The imminent release of Brian Westbrook has created an opportunity for LeSean McCoy to step into a more prominent role. While he still needs to improve on certain aspects of his game, McCoy has similar tools to Westbrook and should be seen as a viable No. 1 fantasy back in 2010. Of course, the Eagles will also use Leonard Weaver in short-yardage and goal-line situations. Another runner will also be added into the mix (Chester Taylor has been mentioned) as well, so McCoy should post good, but not great, numbers.
San Diego Chargers
The Chargers have released LaDainian Tomlinson and won't use their franchise tag on Darren Sproles, so this backfield has a lot of questions that still need to be answered. If Sproles decides to test the free-agent waters, the Chargers would be left with Michael Bennett as their lone signed running back. Regardless, the Bolts are almost certain to focus on the position in the NFL Draft. The new addition would likely be paired with Sproles or another back, creating a committee situation. This is a backfield to watch.

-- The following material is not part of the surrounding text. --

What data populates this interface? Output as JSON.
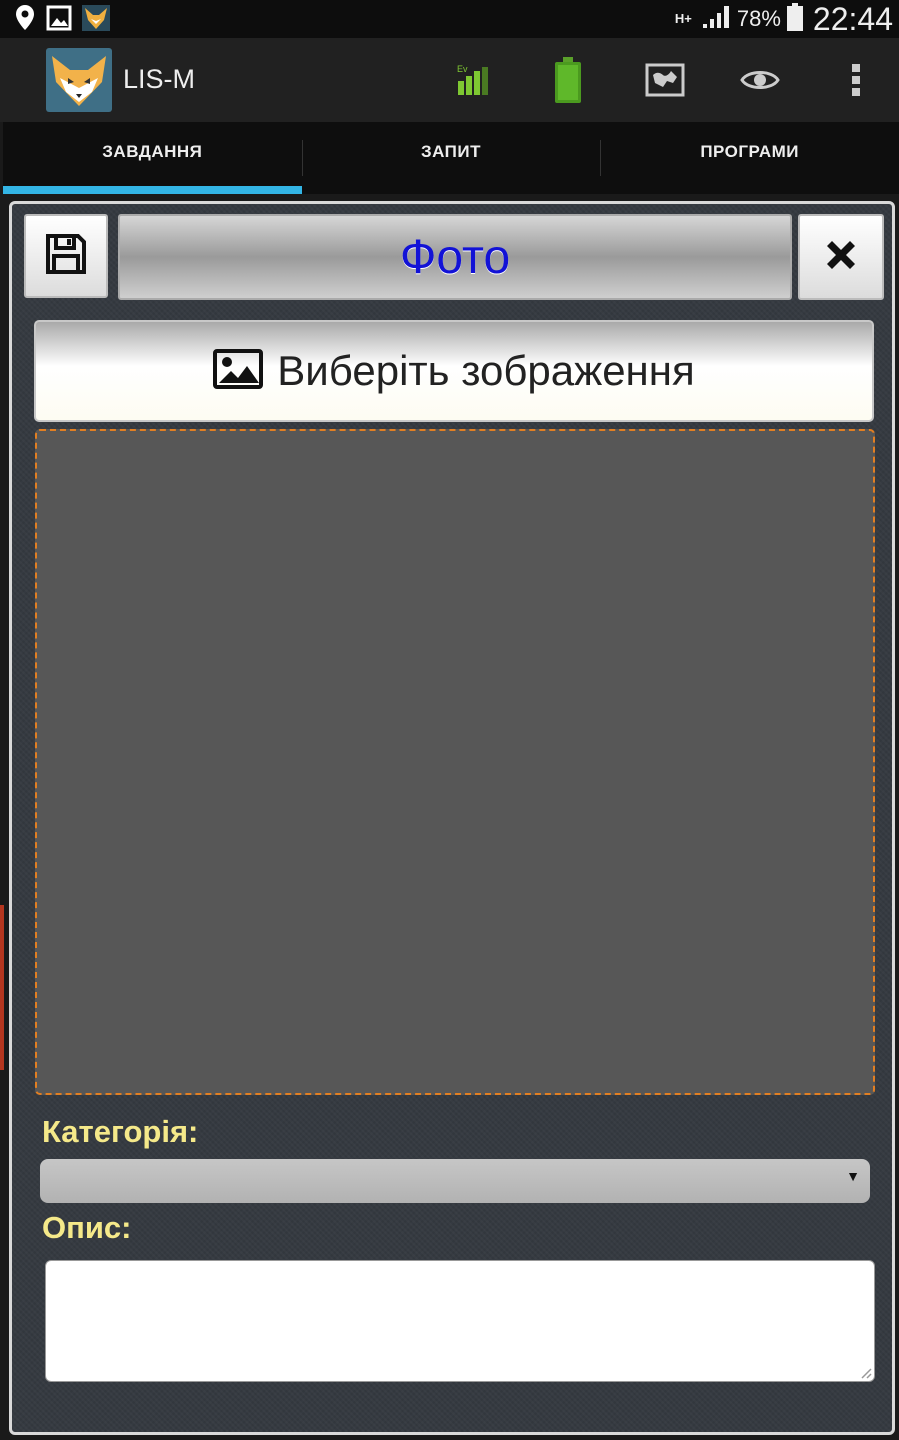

The Seahawks utilized the combination of Julius Jones and Justin Forsett down the stretch last season, but neither back has the tools to be a true featured option. By all indications, the team will look to improve its backfield in April's Draft, with Clemson's C.J. Spiller being a potential first-round target. New coach Pete Carroll had a knack for using committees while at USC, and chances are we'll see the same thing happen in Seattle. Spiller could be the best option if he lands with the team.
Tampa Bay Buccaneers
Cadillac Williams, to the surprise of many experts, came back from multiple knee injuries to re-emerge as the Buccaneers top running back last season. He's slated to become a restricted free agent during the offseason, though, so there could be a changing of the guard. Derrick Ward remains in the mix, and Earnest Graham still has two years left on his contract. If all three backs remain, Williams will be the best of the bunch but a risk due to prior injuries and the threat of a full-blown backfield committee.
The presence of coach Mike Shanahan used to be a real positive for the fantasy value of running backs, but he failed to produce a reliable runner in his final three years in Denver. Clinton Portis remains the top option in the Redskins backfield, but he's already starting to show signs of breaking down and no longer appears capable of handling a featured role. I'd expect the team to add another back, whether it's via trade, free agency or in the draft, to pair with Portis and compete for carries.